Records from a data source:

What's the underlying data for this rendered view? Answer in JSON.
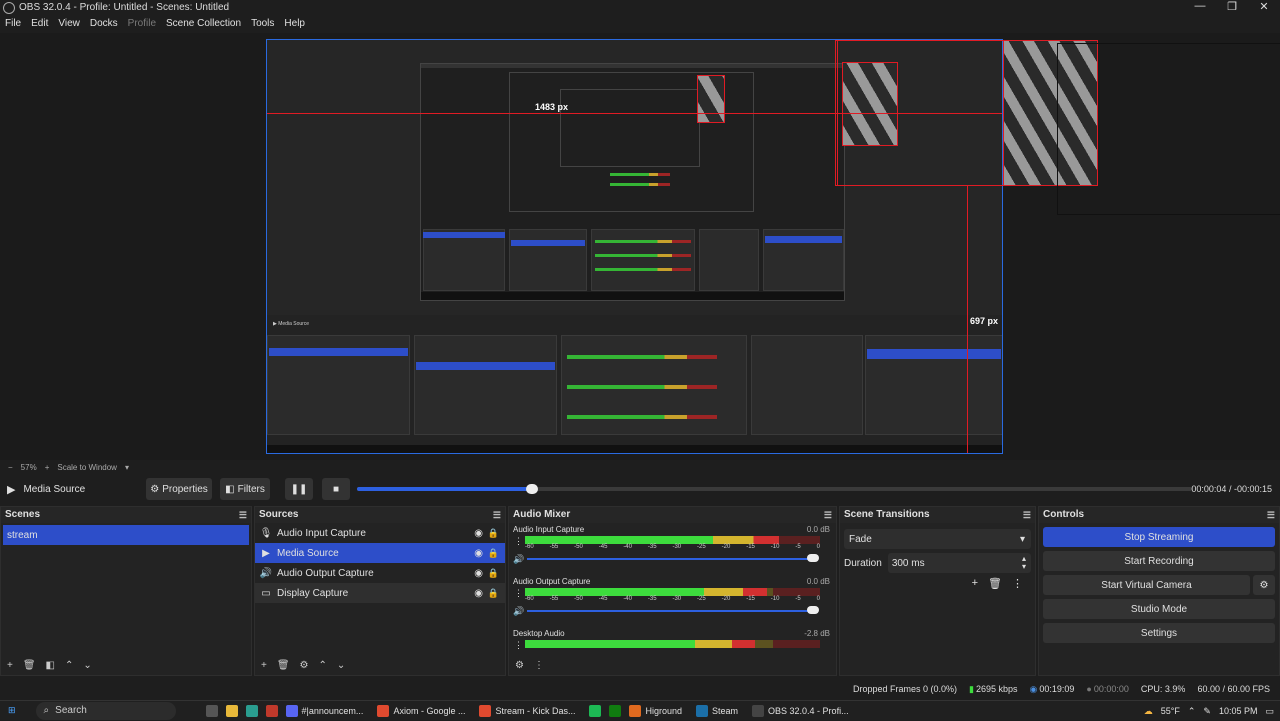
{
  "window": {
    "title": "OBS 32.0.4 - Profile: Untitled - Scenes: Untitled",
    "controls": [
      "—",
      "❐",
      "✕"
    ]
  },
  "menu": [
    "File",
    "Edit",
    "View",
    "Docks",
    "Profile",
    "Scene Collection",
    "Tools",
    "Help"
  ],
  "preview": {
    "px_label_width": "1483 px",
    "px_label_height": "697 px",
    "zoom": "57%",
    "scale_mode": "Scale to Window"
  },
  "media_controls": {
    "source_name": "Media Source",
    "properties_label": "Properties",
    "filters_label": "Filters",
    "time_current": "00:00:04",
    "time_separator": "/",
    "time_remaining": "-00:00:15",
    "progress": 0.21
  },
  "scenes": {
    "title": "Scenes",
    "items": [
      "stream"
    ]
  },
  "sources": {
    "title": "Sources",
    "items": [
      {
        "name": "Audio Input Capture",
        "icon": "microphone-icon"
      },
      {
        "name": "Media Source",
        "icon": "play-icon"
      },
      {
        "name": "Audio Output Capture",
        "icon": "speaker-icon"
      },
      {
        "name": "Display Capture",
        "icon": "monitor-icon"
      }
    ]
  },
  "mixer": {
    "title": "Audio Mixer",
    "channels": [
      {
        "name": "Audio Input Capture",
        "db": "0.0 dB",
        "level": 0.86
      },
      {
        "name": "Audio Output Capture",
        "db": "0.0 dB",
        "level": 0.82
      },
      {
        "name": "Desktop Audio",
        "db": "-2.8 dB",
        "level": 0.78
      }
    ],
    "ticks": [
      "-60",
      "-55",
      "-50",
      "-45",
      "-40",
      "-35",
      "-30",
      "-25",
      "-20",
      "-15",
      "-10",
      "-5",
      "0"
    ]
  },
  "transitions": {
    "title": "Scene Transitions",
    "selected": "Fade",
    "duration_label": "Duration",
    "duration_value": "300 ms"
  },
  "controls": {
    "title": "Controls",
    "stop_streaming": "Stop Streaming",
    "start_recording": "Start Recording",
    "start_virtual_camera": "Start Virtual Camera",
    "studio_mode": "Studio Mode",
    "settings": "Settings"
  },
  "status": {
    "dropped_frames": "Dropped Frames 0 (0.0%)",
    "bitrate": "2695 kbps",
    "stream_time": "00:19:09",
    "record_time": "00:00:00",
    "cpu": "CPU: 3.9%",
    "fps": "60.00 / 60.00 FPS"
  },
  "taskbar": {
    "search_placeholder": "Search",
    "items": [
      {
        "label": "#|announcem...",
        "color": "#5865f2"
      },
      {
        "label": "Axiom - Google ...",
        "color": "#e04a2f"
      },
      {
        "label": "Stream - Kick Das...",
        "color": "#e04a2f"
      },
      {
        "label": "Higround",
        "color": "#e06a1f"
      },
      {
        "label": "Steam",
        "color": "#1b6fa8"
      },
      {
        "label": "OBS 32.0.4 - Profi...",
        "color": "#444444"
      }
    ],
    "weather": "55°F",
    "clock": "10:05 PM"
  }
}
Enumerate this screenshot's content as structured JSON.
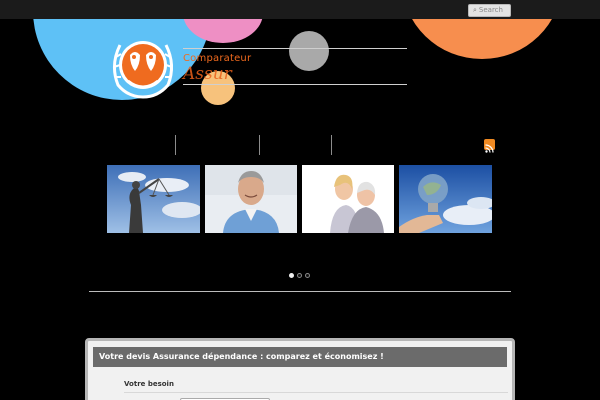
{
  "search": {
    "placeholder": "Search",
    "icon": "search-icon"
  },
  "logo": {
    "tagline": "Comparateur",
    "brand_partial": "Assur"
  },
  "colors": {
    "blue": "#5ec1f6",
    "pink": "#ee8fc4",
    "gray": "#a9a9a9",
    "peach": "#f7c27c",
    "orange": "#f78e4e",
    "logo_orange": "#f06a1e",
    "rss": "#f08a22"
  },
  "nav": {
    "rss_icon": "rss-icon"
  },
  "slider": {
    "slides": [
      {
        "subject": "justice-statue"
      },
      {
        "subject": "smiling-man"
      },
      {
        "subject": "elderly-woman-and-child"
      },
      {
        "subject": "light-bulb"
      }
    ],
    "active_dot": 1,
    "dot_count": 3
  },
  "form": {
    "title": "Votre devis Assurance dépendance : comparez et économisez !",
    "need_label": "Votre besoin"
  }
}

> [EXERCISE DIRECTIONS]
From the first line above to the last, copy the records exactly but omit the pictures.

> [EXPECTED OUTPUT]
What's the underlying data for this rendered view? Answer in JSON.
{
  "window": {
    "title": "OBS 32.0.4 - Profile: Untitled - Scenes: Untitled",
    "controls": [
      "—",
      "❐",
      "✕"
    ]
  },
  "menu": [
    "File",
    "Edit",
    "View",
    "Docks",
    "Profile",
    "Scene Collection",
    "Tools",
    "Help"
  ],
  "preview": {
    "px_label_width": "1483 px",
    "px_label_height": "697 px",
    "zoom": "57%",
    "scale_mode": "Scale to Window"
  },
  "media_controls": {
    "source_name": "Media Source",
    "properties_label": "Properties",
    "filters_label": "Filters",
    "time_current": "00:00:04",
    "time_separator": "/",
    "time_remaining": "-00:00:15",
    "progress": 0.21
  },
  "scenes": {
    "title": "Scenes",
    "items": [
      "stream"
    ]
  },
  "sources": {
    "title": "Sources",
    "items": [
      {
        "name": "Audio Input Capture",
        "icon": "microphone-icon"
      },
      {
        "name": "Media Source",
        "icon": "play-icon"
      },
      {
        "name": "Audio Output Capture",
        "icon": "speaker-icon"
      },
      {
        "name": "Display Capture",
        "icon": "monitor-icon"
      }
    ]
  },
  "mixer": {
    "title": "Audio Mixer",
    "channels": [
      {
        "name": "Audio Input Capture",
        "db": "0.0 dB",
        "level": 0.86
      },
      {
        "name": "Audio Output Capture",
        "db": "0.0 dB",
        "level": 0.82
      },
      {
        "name": "Desktop Audio",
        "db": "-2.8 dB",
        "level": 0.78
      }
    ],
    "ticks": [
      "-60",
      "-55",
      "-50",
      "-45",
      "-40",
      "-35",
      "-30",
      "-25",
      "-20",
      "-15",
      "-10",
      "-5",
      "0"
    ]
  },
  "transitions": {
    "title": "Scene Transitions",
    "selected": "Fade",
    "duration_label": "Duration",
    "duration_value": "300 ms"
  },
  "controls": {
    "title": "Controls",
    "stop_streaming": "Stop Streaming",
    "start_recording": "Start Recording",
    "start_virtual_camera": "Start Virtual Camera",
    "studio_mode": "Studio Mode",
    "settings": "Settings"
  },
  "status": {
    "dropped_frames": "Dropped Frames 0 (0.0%)",
    "bitrate": "2695 kbps",
    "stream_time": "00:19:09",
    "record_time": "00:00:00",
    "cpu": "CPU: 3.9%",
    "fps": "60.00 / 60.00 FPS"
  },
  "taskbar": {
    "search_placeholder": "Search",
    "items": [
      {
        "label": "#|announcem...",
        "color": "#5865f2"
      },
      {
        "label": "Axiom - Google ...",
        "color": "#e04a2f"
      },
      {
        "label": "Stream - Kick Das...",
        "color": "#e04a2f"
      },
      {
        "label": "Higround",
        "color": "#e06a1f"
      },
      {
        "label": "Steam",
        "color": "#1b6fa8"
      },
      {
        "label": "OBS 32.0.4 - Profi...",
        "color": "#444444"
      }
    ],
    "weather": "55°F",
    "clock": "10:05 PM"
  }
}
Enumerate this screenshot's content as structured JSON.
{
  "search": {
    "placeholder": "Search",
    "icon": "search-icon"
  },
  "logo": {
    "tagline": "Comparateur",
    "brand_partial": "Assur"
  },
  "colors": {
    "blue": "#5ec1f6",
    "pink": "#ee8fc4",
    "gray": "#a9a9a9",
    "peach": "#f7c27c",
    "orange": "#f78e4e",
    "logo_orange": "#f06a1e",
    "rss": "#f08a22"
  },
  "nav": {
    "rss_icon": "rss-icon"
  },
  "slider": {
    "slides": [
      {
        "subject": "justice-statue"
      },
      {
        "subject": "smiling-man"
      },
      {
        "subject": "elderly-woman-and-child"
      },
      {
        "subject": "light-bulb"
      }
    ],
    "active_dot": 1,
    "dot_count": 3
  },
  "form": {
    "title": "Votre devis Assurance dépendance : comparez et économisez !",
    "need_label": "Votre besoin"
  }
}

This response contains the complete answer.